Judas and God’s Mercy
In this episode of Christian Mythbusters, Father Jared breaks the myth of the betrayal of Judas and the depths of God’s mercy. You can hear Christian Mythbusters in the Grand Haven area on 92.1 WGHN, on Wednesdays at 10:30am and Sundays at 8:50am. You can also subscribe to the podcast on Apple here.
The transcript of the episode is below, or you can listen to the audio at the bottom of the post.
This is Father Jared Cramer from St. John’s Episcopal Church in Grand Haven, Michigan, here with today’s edition of Christian Mythbusters, a regular segment I offer to counter some common misconceptions about the Christian faith.
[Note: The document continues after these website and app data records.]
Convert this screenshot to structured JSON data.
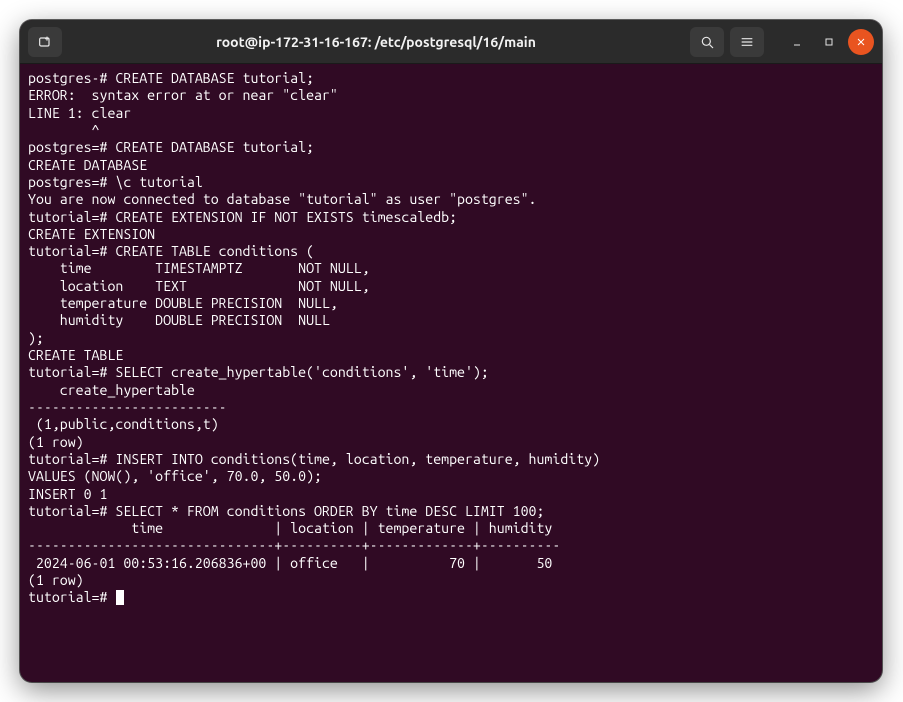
{
  "titlebar": {
    "title": "root@ip-172-31-16-167: /etc/postgresql/16/main",
    "new_tab_icon": "new-tab-icon",
    "search_icon": "search-icon",
    "menu_icon": "hamburger-icon",
    "min_icon": "minimize-icon",
    "max_icon": "maximize-icon",
    "close_icon": "close-icon"
  },
  "lines": [
    "postgres-# CREATE DATABASE tutorial;",
    "ERROR:  syntax error at or near \"clear\"",
    "LINE 1: clear",
    "        ^",
    "postgres=# CREATE DATABASE tutorial;",
    "CREATE DATABASE",
    "postgres=# \\c tutorial",
    "You are now connected to database \"tutorial\" as user \"postgres\".",
    "tutorial=# CREATE EXTENSION IF NOT EXISTS timescaledb;",
    "CREATE EXTENSION",
    "tutorial=# CREATE TABLE conditions (",
    "    time        TIMESTAMPTZ       NOT NULL,",
    "    location    TEXT              NOT NULL,",
    "    temperature DOUBLE PRECISION  NULL,",
    "    humidity    DOUBLE PRECISION  NULL",
    ");",
    "CREATE TABLE",
    "tutorial=# SELECT create_hypertable('conditions', 'time');",
    "    create_hypertable    ",
    "-------------------------",
    " (1,public,conditions,t)",
    "(1 row)",
    "",
    "tutorial=# INSERT INTO conditions(time, location, temperature, humidity)",
    "VALUES (NOW(), 'office', 70.0, 50.0);",
    "INSERT 0 1",
    "tutorial=# SELECT * FROM conditions ORDER BY time DESC LIMIT 100;",
    "             time              | location | temperature | humidity ",
    "-------------------------------+----------+-------------+----------",
    " 2024-06-01 00:53:16.206836+00 | office   |          70 |       50",
    "(1 row)",
    "",
    "tutorial=# "
  ],
  "prompt_cursor_line_index": 32
}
Today is Wednesday in Holy Week, which also has another name in the tradition of the church, “Spy Wednesday.” It is called this because it was on this day that Judas betrayed Jesus to the Sanhedrin. Judas snuck into the night, behind the backs of his Lord and his fellow disciples, and—just like a spy—crossed over into enemy lines. Only, by betraying Christ to the religious authorities, it was revealed that Judas was not working on the side of the kingdom of the Messiah but, instead, on the side of the religious and political forces that were conspiring to kill the Messiah.
And so, on this week, I thought it might be a good opportunity to break some of the myths around Judas, his betrayal of Christ, and the depths of God’s mercy.
What’s interesting is that when you look at all of John chapter 13, the chapter from which today’s Gospel comes, you see a larger story. The chapter tells of the disciples arriving in the upper room, of each of them walking by the basin for foot washing and waiting for a servant to come in and do that. No one does, though, and so Jesus himself rises from the table, takes off his outer garment, and washes everyone’s feet. Jesus said it was a symbol of how much he loved them, and he told them—and us—to go and do likewise.
After the foot washing there is some back-and-forth discourse between the disciples and Jesus, resulting in Judas abruptly leaving the table as he goes out into the night to betray Christ.
So, if you are paying attention to the order of things in this story, what you will realize is that Jesus would have washed Judas’ feet. One by one, Jesus washed the dusty and dirty feet of each one of his followers and at some point, he came to the feet of Judas.
Jesus knew what Judas had in his heart, that Judas had decided to betray Jesus to the religious leaders for thirty pieces of silver—and, as well, perhaps, for the satisfaction of knowing you are right and someone else is wrong (which is sometimes more valuable to us). And yet still Jesus took each one of Judas’ feet in his hands and lovingly washed the dust and the dirt off of them, probably longing to wash the fear and sin and mistrust from Judas’ heart as well, if only he could.
In the All Souls’ Chapel of our parish, there is an icon to the left of the altar called the Anastasis, or the “Raising Up.” It is the traditional Easter icon in the Orthodox church. You might think, looking at the Anastasis, that this is an icon of Jesus’s resurrection, but it’s not. It is actually an icon of Jesus breaking down the doors to hell itself to raise up those who died before he came. And so, in the icon, Jesus descends to the dead and he lifts Adam and Eve out of their graves to bring them to paradise. This is the doctrine of the “Harrowing of Hell” the day before Easter Sunday.